A ventilator is a special machine used to mechanically pump air, or designated oxygen, into a patient. If a child has a special condition requiring additional oxygen or a breathing aid, then a ventilator is often used. A ventilator not only carries oxygen into the lungs of the patient, it also transports waste materials (i.e. carbon dioxide) out of the lungs.

There are several ways in which a ventilator may be used, depending on the extent of the breathing difficulty of the patient and the structural integrity of the respiratory system, primarily the trachea. If the individual has problems breathing on their own accord, the ventilator can be set to “breathe for” the patient. Even though the ventilator is primarily used for pushing air into the lungs, it can also be used to initiate an exhale, although this function is not as commonly used.

The NNR nurses ensure that your ventilator is working properly and the settings are correct. They can also show families how to use the ventilator in case of an emergency when the nurse is not around. Oxygen levels can be measured via the ventilator’s monitoring system, ensuring that proper levels are maintained and do not drop too low.


A tracheostomy is most commonly performed when an airway is blocked, a patient cannot breathe on their own, there is fluid in the lungs, or the patient has a severe injury. It is implemented in patients who have health issues that require the aid of a ventilator to help with long term breathing.


In essence, a tracheotomy is performed when an opening is created through the neck and into the trachea to provide access to the lungs. The actual incision that is created is known as a tracheostomy. After the opening is created, a tracheostomy tube is placed into the opening to remove any excess fluid from the lungs.

Tracheostomy Care

A tracheostomy tube requires continued care. This is something that your NNR home care nurse will teach surrounding family members. However, most of the tracheostomy care, cleaning, and placement can be completed by your home care nurse. Tracheostomy care includes:

  • Removal
  • Proper cleaning
  • Inspecting the tube and accessories for any defects
  • Inspecting the stoma (opening) and surrounding skin for irritation or infection
  • Proper placement of the tube

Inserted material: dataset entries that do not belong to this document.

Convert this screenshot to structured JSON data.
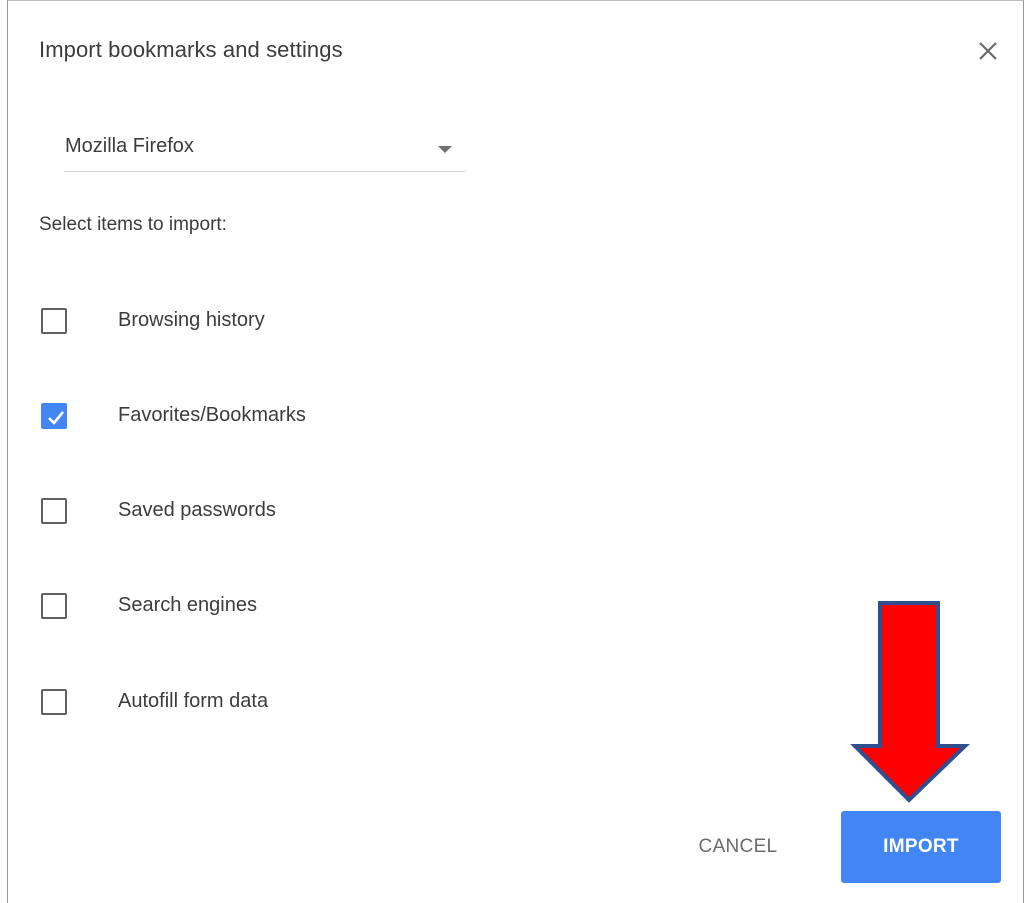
{
  "dialog": {
    "title": "Import bookmarks and settings",
    "close_icon": "close-icon"
  },
  "source_select": {
    "selected": "Mozilla Firefox",
    "arrow_icon": "dropdown-arrow-icon"
  },
  "section_label": "Select items to import:",
  "items": [
    {
      "label": "Browsing history",
      "checked": false
    },
    {
      "label": "Favorites/Bookmarks",
      "checked": true
    },
    {
      "label": "Saved passwords",
      "checked": false
    },
    {
      "label": "Search engines",
      "checked": false
    },
    {
      "label": "Autofill form data",
      "checked": false
    }
  ],
  "buttons": {
    "cancel": "CANCEL",
    "import": "IMPORT"
  },
  "annotation": {
    "icon": "red-down-arrow-icon",
    "fill_color": "#ff0000",
    "stroke_color": "#2f4f8f"
  },
  "colors": {
    "accent": "#4285f4",
    "text": "#3c3c3c"
  }
}
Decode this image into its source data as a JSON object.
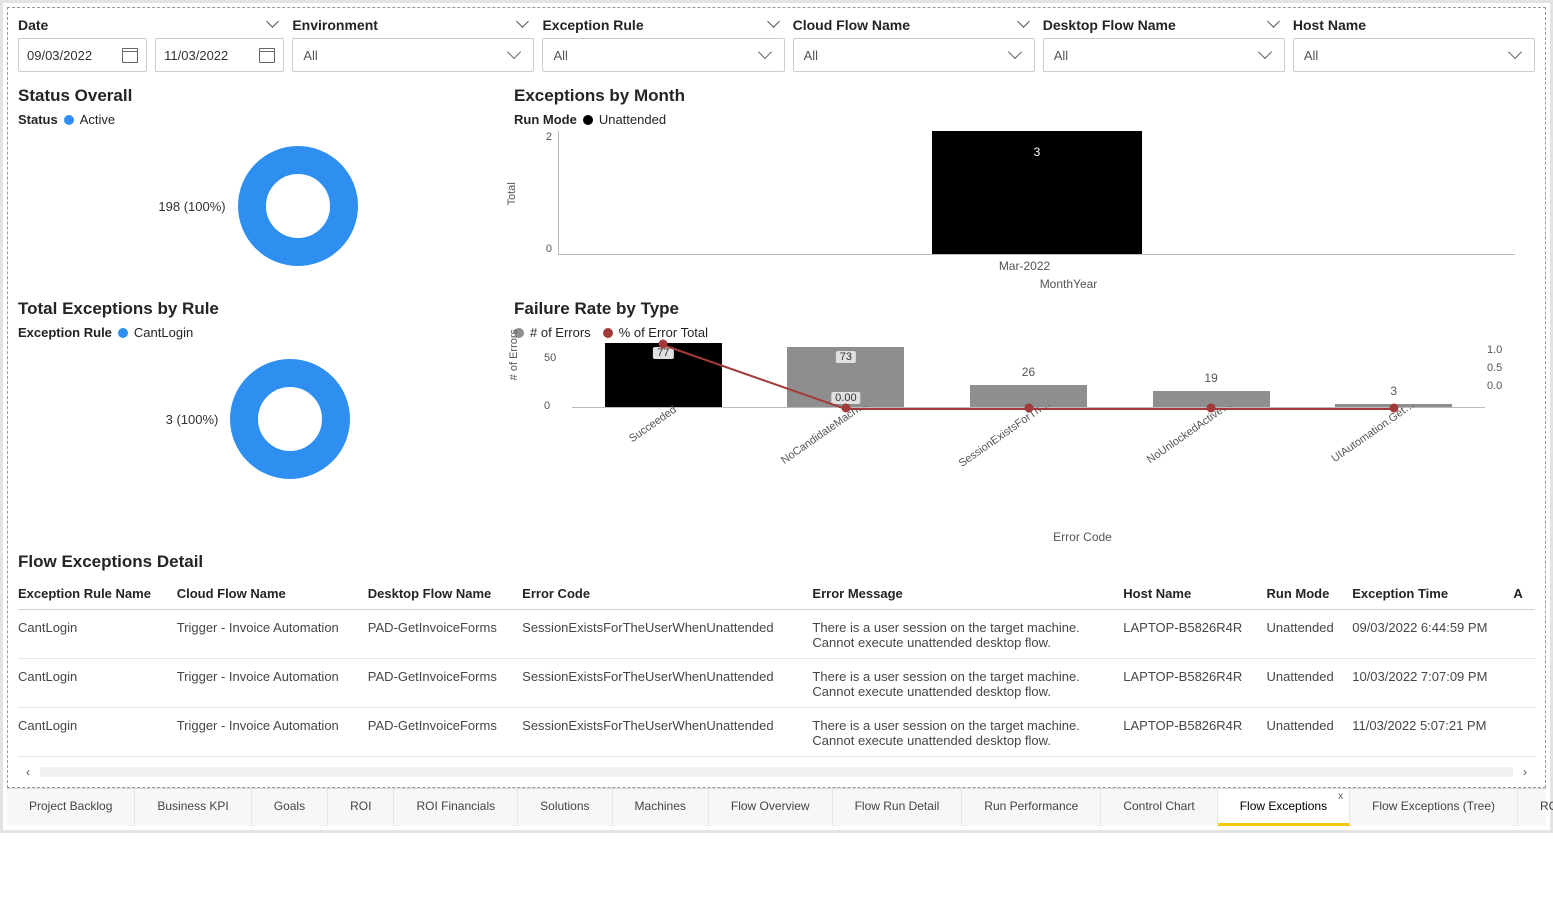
{
  "filters": {
    "date": {
      "label": "Date",
      "start": "09/03/2022",
      "end": "11/03/2022"
    },
    "environment": {
      "label": "Environment",
      "value": "All"
    },
    "exception_rule": {
      "label": "Exception Rule",
      "value": "All"
    },
    "cloud_flow_name": {
      "label": "Cloud Flow Name",
      "value": "All"
    },
    "desktop_flow_name": {
      "label": "Desktop Flow Name",
      "value": "All"
    },
    "host_name": {
      "label": "Host Name",
      "value": "All"
    }
  },
  "status_overall": {
    "title": "Status Overall",
    "legend_label": "Status",
    "series_name": "Active",
    "donut_label": "198 (100%)"
  },
  "exceptions_by_month": {
    "title": "Exceptions by Month",
    "legend_label": "Run Mode",
    "series_name": "Unattended",
    "y_axis_label": "Total",
    "x_axis_label": "MonthYear",
    "y_ticks": {
      "top": "2",
      "bottom": "0"
    },
    "category": "Mar-2022",
    "value": "3"
  },
  "total_exceptions": {
    "title": "Total Exceptions by Rule",
    "legend_label": "Exception Rule",
    "series_name": "CantLogin",
    "donut_label": "3 (100%)"
  },
  "failure_rate": {
    "title": "Failure Rate by Type",
    "legend1": "# of Errors",
    "legend2": "% of Error Total",
    "y_axis_label": "# of Errors",
    "x_axis_label": "Error Code",
    "y_ticks": {
      "t50": "50",
      "t0": "0"
    },
    "y2_ticks": {
      "t1": "1.0",
      "t05": "0.5",
      "t0": "0.0"
    },
    "overlay_label": "0.00",
    "bars": [
      {
        "label": "Succeeded",
        "value": "77",
        "h": 64,
        "cls": "bar-black",
        "inbar": true
      },
      {
        "label": "NoCandidateMach…",
        "value": "73",
        "h": 60,
        "cls": "bar-grey",
        "inbar": true
      },
      {
        "label": "SessionExistsForTh…",
        "value": "26",
        "h": 22,
        "cls": "bar-grey",
        "inbar": false
      },
      {
        "label": "NoUnlockedActive…",
        "value": "19",
        "h": 16,
        "cls": "bar-grey",
        "inbar": false
      },
      {
        "label": "UIAutomation.Get…",
        "value": "3",
        "h": 3,
        "cls": "bar-grey",
        "inbar": false
      }
    ]
  },
  "detail": {
    "title": "Flow Exceptions Detail",
    "headers": {
      "rule": "Exception Rule Name",
      "cloud": "Cloud Flow Name",
      "desktop": "Desktop Flow Name",
      "code": "Error Code",
      "msg": "Error Message",
      "host": "Host Name",
      "mode": "Run Mode",
      "time": "Exception Time",
      "a": "A"
    },
    "rows": [
      {
        "rule": "CantLogin",
        "cloud": "Trigger - Invoice Automation",
        "desktop": "PAD-GetInvoiceForms",
        "code": "SessionExistsForTheUserWhenUnattended",
        "msg": "There is a user session on the target machine. Cannot execute unattended desktop flow.",
        "host": "LAPTOP-B5826R4R",
        "mode": "Unattended",
        "time": "09/03/2022 6:44:59 PM"
      },
      {
        "rule": "CantLogin",
        "cloud": "Trigger - Invoice Automation",
        "desktop": "PAD-GetInvoiceForms",
        "code": "SessionExistsForTheUserWhenUnattended",
        "msg": "There is a user session on the target machine. Cannot execute unattended desktop flow.",
        "host": "LAPTOP-B5826R4R",
        "mode": "Unattended",
        "time": "10/03/2022 7:07:09 PM"
      },
      {
        "rule": "CantLogin",
        "cloud": "Trigger - Invoice Automation",
        "desktop": "PAD-GetInvoiceForms",
        "code": "SessionExistsForTheUserWhenUnattended",
        "msg": "There is a user session on the target machine. Cannot execute unattended desktop flow.",
        "host": "LAPTOP-B5826R4R",
        "mode": "Unattended",
        "time": "11/03/2022 5:07:21 PM"
      }
    ]
  },
  "tabs": [
    {
      "label": "Project Backlog",
      "active": false
    },
    {
      "label": "Business KPI",
      "active": false
    },
    {
      "label": "Goals",
      "active": false
    },
    {
      "label": "ROI",
      "active": false
    },
    {
      "label": "ROI Financials",
      "active": false
    },
    {
      "label": "Solutions",
      "active": false
    },
    {
      "label": "Machines",
      "active": false
    },
    {
      "label": "Flow Overview",
      "active": false
    },
    {
      "label": "Flow Run Detail",
      "active": false
    },
    {
      "label": "Run Performance",
      "active": false
    },
    {
      "label": "Control Chart",
      "active": false
    },
    {
      "label": "Flow Exceptions",
      "active": true
    },
    {
      "label": "Flow Exceptions (Tree)",
      "active": false
    },
    {
      "label": "ROI Calculations",
      "active": false
    }
  ],
  "chart_data": [
    {
      "type": "pie",
      "title": "Status Overall",
      "series": [
        {
          "name": "Active",
          "values": [
            198
          ]
        }
      ],
      "labels": [
        "Active"
      ],
      "annotation": "198 (100%)"
    },
    {
      "type": "bar",
      "title": "Exceptions by Month",
      "categories": [
        "Mar-2022"
      ],
      "series": [
        {
          "name": "Unattended",
          "values": [
            3
          ]
        }
      ],
      "xlabel": "MonthYear",
      "ylabel": "Total",
      "ylim": [
        0,
        3
      ]
    },
    {
      "type": "pie",
      "title": "Total Exceptions by Rule",
      "series": [
        {
          "name": "CantLogin",
          "values": [
            3
          ]
        }
      ],
      "labels": [
        "CantLogin"
      ],
      "annotation": "3 (100%)"
    },
    {
      "type": "bar",
      "title": "Failure Rate by Type",
      "categories": [
        "Succeeded",
        "NoCandidateMach…",
        "SessionExistsForTh…",
        "NoUnlockedActive…",
        "UIAutomation.Get…"
      ],
      "series": [
        {
          "name": "# of Errors",
          "values": [
            77,
            73,
            26,
            19,
            3
          ]
        },
        {
          "name": "% of Error Total",
          "values": [
            1.0,
            0.0,
            0.0,
            0.0,
            0.0
          ]
        }
      ],
      "xlabel": "Error Code",
      "ylabel": "# of Errors",
      "ylim": [
        0,
        80
      ],
      "y2lim": [
        0.0,
        1.0
      ]
    }
  ]
}
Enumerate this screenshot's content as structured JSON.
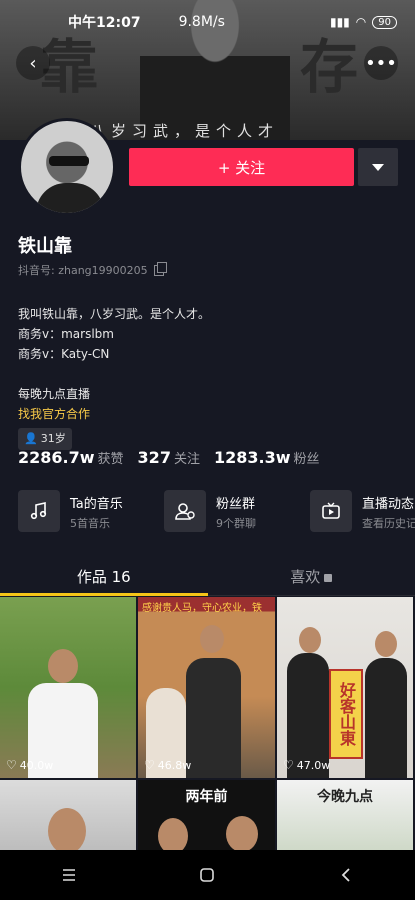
{
  "status_bar": {
    "time": "中午12:07",
    "speed": "9.8M/s",
    "battery": "90"
  },
  "banner": {
    "char_left": "靠",
    "char_right": "存",
    "caption": "八岁习武，是个人才"
  },
  "profile": {
    "follow_label": "+ 关注",
    "name": "铁山靠",
    "douyin_id": "抖音号: zhang19900205",
    "bio": [
      "我叫铁山靠，八岁习武。是个人才。",
      "商务v：marslbm",
      "商务v：Katy-CN"
    ],
    "bio_extra": "每晚九点直播",
    "bio_link": "找我官方合作",
    "age_tag": "31岁"
  },
  "stats": [
    {
      "value": "2286.7w",
      "label": "获赞"
    },
    {
      "value": "327",
      "label": "关注"
    },
    {
      "value": "1283.3w",
      "label": "粉丝"
    }
  ],
  "features": [
    {
      "title": "Ta的音乐",
      "subtitle": "5首音乐",
      "icon": "music-note-icon"
    },
    {
      "title": "粉丝群",
      "subtitle": "9个群聊",
      "icon": "fan-group-icon"
    },
    {
      "title": "直播动态",
      "subtitle": "查看历史记录",
      "icon": "live-tv-icon"
    }
  ],
  "tabs": [
    {
      "label": "作品 16",
      "active": true
    },
    {
      "label": "喜欢",
      "locked": true
    }
  ],
  "videos": [
    {
      "likes": "40.0w"
    },
    {
      "likes": "46.8w",
      "top_text": "感谢贵人马，守心农业，铁"
    },
    {
      "likes": "47.0w",
      "sign_text": "好客山東"
    },
    {
      "likes": ""
    },
    {
      "likes": "",
      "top_text": "两年前"
    },
    {
      "likes": "",
      "top_text": "今晚九点"
    }
  ]
}
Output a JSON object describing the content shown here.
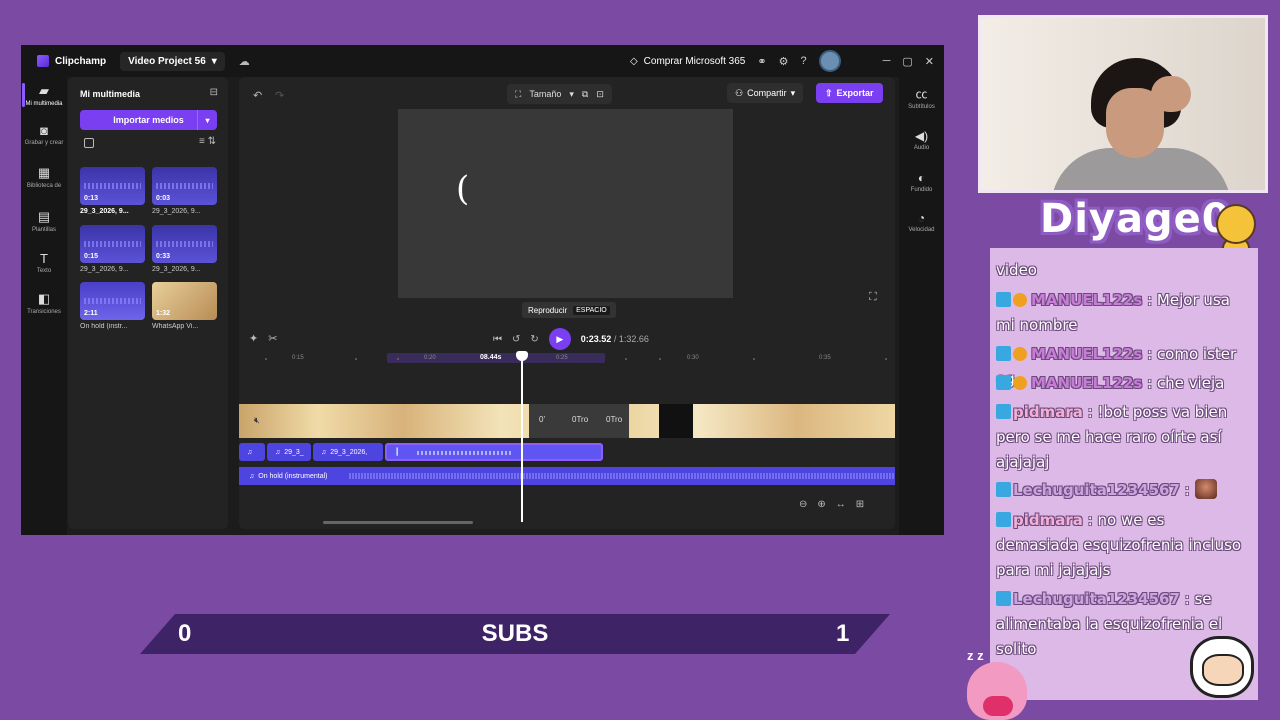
{
  "app": {
    "name": "Clipchamp",
    "project": "Video Project 56",
    "buy_label": "Comprar Microsoft 365",
    "win_min": "─",
    "win_max": "▢",
    "win_close": "✕"
  },
  "left_rail": [
    {
      "icon": "folder-icon",
      "glyph": "▰",
      "label": "Mi multimedia"
    },
    {
      "icon": "camera-icon",
      "glyph": "◙",
      "label": "Grabar y crear"
    },
    {
      "icon": "library-icon",
      "glyph": "▦",
      "label": "Biblioteca de"
    },
    {
      "icon": "templates-icon",
      "glyph": "▤",
      "label": "Plantillas"
    },
    {
      "icon": "text-icon",
      "glyph": "T",
      "label": "Texto"
    },
    {
      "icon": "transitions-icon",
      "glyph": "◧",
      "label": "Transiciones"
    }
  ],
  "media": {
    "title": "Mi multimedia",
    "import_label": "Importar medios",
    "items": [
      {
        "duration": "0:13",
        "label": "29_3_2026, 9...",
        "kind": "audio"
      },
      {
        "duration": "0:03",
        "label": "29_3_2026, 9...",
        "kind": "audio"
      },
      {
        "duration": "0:15",
        "label": "29_3_2026, 9...",
        "kind": "audio"
      },
      {
        "duration": "0:33",
        "label": "29_3_2026, 9...",
        "kind": "audio"
      },
      {
        "duration": "2:11",
        "label": "On hold (instr...",
        "kind": "audio"
      },
      {
        "duration": "1:32",
        "label": "WhatsApp Vi...",
        "kind": "video"
      }
    ]
  },
  "editor": {
    "size_label": "Tamaño",
    "share_label": "Compartir",
    "export_label": "Exportar",
    "preview_glyph": "(",
    "tooltip_label": "Reproducir",
    "tooltip_key": "ESPACIO",
    "time_current": "0:23.52",
    "time_total": "/ 1:32.66",
    "ruler_ticks": [
      "0:15",
      "0:20",
      "0:25",
      "0:30",
      "0:35"
    ],
    "cursor_label": "08.44s",
    "video_labels": [
      "0'",
      "0Tro",
      "0Tro"
    ],
    "audio_clips": [
      "29_3_",
      "29_3_2026,"
    ],
    "background_track": "On hold (instrumental)"
  },
  "right_rail": [
    {
      "icon": "captions-icon",
      "glyph": "㏄",
      "label": "Subtítulos"
    },
    {
      "icon": "audio-icon",
      "glyph": "◀)",
      "label": "Audio"
    },
    {
      "icon": "fade-icon",
      "glyph": "◐",
      "label": "Fundido"
    },
    {
      "icon": "speed-icon",
      "glyph": "◔",
      "label": "Velocidad"
    }
  ],
  "subs": {
    "left": "0",
    "center": "SUBS",
    "right": "1"
  },
  "logo": "Diyage0",
  "chat": [
    {
      "user": "",
      "text": "video"
    },
    {
      "user": "MANUEL122s",
      "text": ": Mejor usa mi nombre"
    },
    {
      "user": "MANUEL122s",
      "text": ": como ister eg"
    },
    {
      "user": "MANUEL122s",
      "text": ": che vieja"
    },
    {
      "user": "pidmara",
      "text": ": !bot poss va bien pero se me hace raro oírte así ajajajaj"
    },
    {
      "user": "Lechuguita1234567",
      "text": ":"
    },
    {
      "user": "pidmara",
      "text": ": no we es demasiada esquizofrenia incluso para mi jajajajs"
    },
    {
      "user": "Lechuguita1234567",
      "text": ": se alimentaba la esquizofrenia el solito"
    }
  ],
  "kirby_zz": "z z"
}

Along with routine tracheostomy care, National Nursing and Rehab provide a variety of other home health care services, including pediatric, adult, and senior in home care.

For more information on National Nursing and Rehab services or career opportunities, contact us at 855-463-4584